----- Records to use -----
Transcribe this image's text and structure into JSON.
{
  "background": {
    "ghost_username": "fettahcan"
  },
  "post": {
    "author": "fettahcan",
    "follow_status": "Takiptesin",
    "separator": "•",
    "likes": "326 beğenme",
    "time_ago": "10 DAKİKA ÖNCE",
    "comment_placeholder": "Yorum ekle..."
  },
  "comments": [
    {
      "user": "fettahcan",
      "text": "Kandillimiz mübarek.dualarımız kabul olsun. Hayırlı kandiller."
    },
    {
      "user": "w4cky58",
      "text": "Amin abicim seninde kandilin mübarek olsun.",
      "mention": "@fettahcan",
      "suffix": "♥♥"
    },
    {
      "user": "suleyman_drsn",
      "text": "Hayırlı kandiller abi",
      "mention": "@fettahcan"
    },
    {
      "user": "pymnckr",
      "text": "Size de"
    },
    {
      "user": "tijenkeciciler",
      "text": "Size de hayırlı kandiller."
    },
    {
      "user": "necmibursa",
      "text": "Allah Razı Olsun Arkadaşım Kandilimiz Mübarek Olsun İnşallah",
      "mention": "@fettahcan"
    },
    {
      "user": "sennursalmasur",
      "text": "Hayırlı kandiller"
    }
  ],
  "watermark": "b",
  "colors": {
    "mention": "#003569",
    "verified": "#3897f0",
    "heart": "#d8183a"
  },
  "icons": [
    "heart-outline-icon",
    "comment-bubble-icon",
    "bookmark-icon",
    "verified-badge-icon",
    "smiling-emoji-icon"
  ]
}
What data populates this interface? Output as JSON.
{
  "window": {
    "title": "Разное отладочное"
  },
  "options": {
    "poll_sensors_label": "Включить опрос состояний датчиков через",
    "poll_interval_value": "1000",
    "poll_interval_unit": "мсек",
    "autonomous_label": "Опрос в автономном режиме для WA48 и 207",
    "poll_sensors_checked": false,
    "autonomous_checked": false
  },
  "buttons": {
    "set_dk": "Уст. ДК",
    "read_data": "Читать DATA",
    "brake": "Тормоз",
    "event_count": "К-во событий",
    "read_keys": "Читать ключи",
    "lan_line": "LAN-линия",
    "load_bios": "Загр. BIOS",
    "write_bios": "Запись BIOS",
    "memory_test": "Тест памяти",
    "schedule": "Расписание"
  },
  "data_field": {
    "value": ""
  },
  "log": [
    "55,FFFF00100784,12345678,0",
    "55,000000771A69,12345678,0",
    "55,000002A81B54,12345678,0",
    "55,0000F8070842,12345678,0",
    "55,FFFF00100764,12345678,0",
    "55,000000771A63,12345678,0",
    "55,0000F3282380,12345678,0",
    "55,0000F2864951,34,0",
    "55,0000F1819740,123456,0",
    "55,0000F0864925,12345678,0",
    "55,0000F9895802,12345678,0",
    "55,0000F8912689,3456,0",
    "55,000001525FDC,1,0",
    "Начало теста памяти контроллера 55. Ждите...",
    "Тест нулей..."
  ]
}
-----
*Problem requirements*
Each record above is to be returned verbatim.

*Solution*
Transcribe this image's text and structure into JSON.
{
  "background": {
    "ghost_username": "fettahcan"
  },
  "post": {
    "author": "fettahcan",
    "follow_status": "Takiptesin",
    "separator": "•",
    "likes": "326 beğenme",
    "time_ago": "10 DAKİKA ÖNCE",
    "comment_placeholder": "Yorum ekle..."
  },
  "comments": [
    {
      "user": "fettahcan",
      "text": "Kandillimiz mübarek.dualarımız kabul olsun. Hayırlı kandiller."
    },
    {
      "user": "w4cky58",
      "text": "Amin abicim seninde kandilin mübarek olsun.",
      "mention": "@fettahcan",
      "suffix": "♥♥"
    },
    {
      "user": "suleyman_drsn",
      "text": "Hayırlı kandiller abi",
      "mention": "@fettahcan"
    },
    {
      "user": "pymnckr",
      "text": "Size de"
    },
    {
      "user": "tijenkeciciler",
      "text": "Size de hayırlı kandiller."
    },
    {
      "user": "necmibursa",
      "text": "Allah Razı Olsun Arkadaşım Kandilimiz Mübarek Olsun İnşallah",
      "mention": "@fettahcan"
    },
    {
      "user": "sennursalmasur",
      "text": "Hayırlı kandiller"
    }
  ],
  "watermark": "b",
  "colors": {
    "mention": "#003569",
    "verified": "#3897f0",
    "heart": "#d8183a"
  },
  "icons": [
    "heart-outline-icon",
    "comment-bubble-icon",
    "bookmark-icon",
    "verified-badge-icon",
    "smiling-emoji-icon"
  ]
}
What data populates this interface? Output as JSON.
{
  "window": {
    "title": "Разное отладочное"
  },
  "options": {
    "poll_sensors_label": "Включить опрос состояний датчиков через",
    "poll_interval_value": "1000",
    "poll_interval_unit": "мсек",
    "autonomous_label": "Опрос в автономном режиме для WA48 и 207",
    "poll_sensors_checked": false,
    "autonomous_checked": false
  },
  "buttons": {
    "set_dk": "Уст. ДК",
    "read_data": "Читать DATA",
    "brake": "Тормоз",
    "event_count": "К-во событий",
    "read_keys": "Читать ключи",
    "lan_line": "LAN-линия",
    "load_bios": "Загр. BIOS",
    "write_bios": "Запись BIOS",
    "memory_test": "Тест памяти",
    "schedule": "Расписание"
  },
  "data_field": {
    "value": ""
  },
  "log": [
    "55,FFFF00100784,12345678,0",
    "55,000000771A69,12345678,0",
    "55,000002A81B54,12345678,0",
    "55,0000F8070842,12345678,0",
    "55,FFFF00100764,12345678,0",
    "55,000000771A63,12345678,0",
    "55,0000F3282380,12345678,0",
    "55,0000F2864951,34,0",
    "55,0000F1819740,123456,0",
    "55,0000F0864925,12345678,0",
    "55,0000F9895802,12345678,0",
    "55,0000F8912689,3456,0",
    "55,000001525FDC,1,0",
    "Начало теста памяти контроллера 55. Ждите...",
    "Тест нулей..."
  ]
}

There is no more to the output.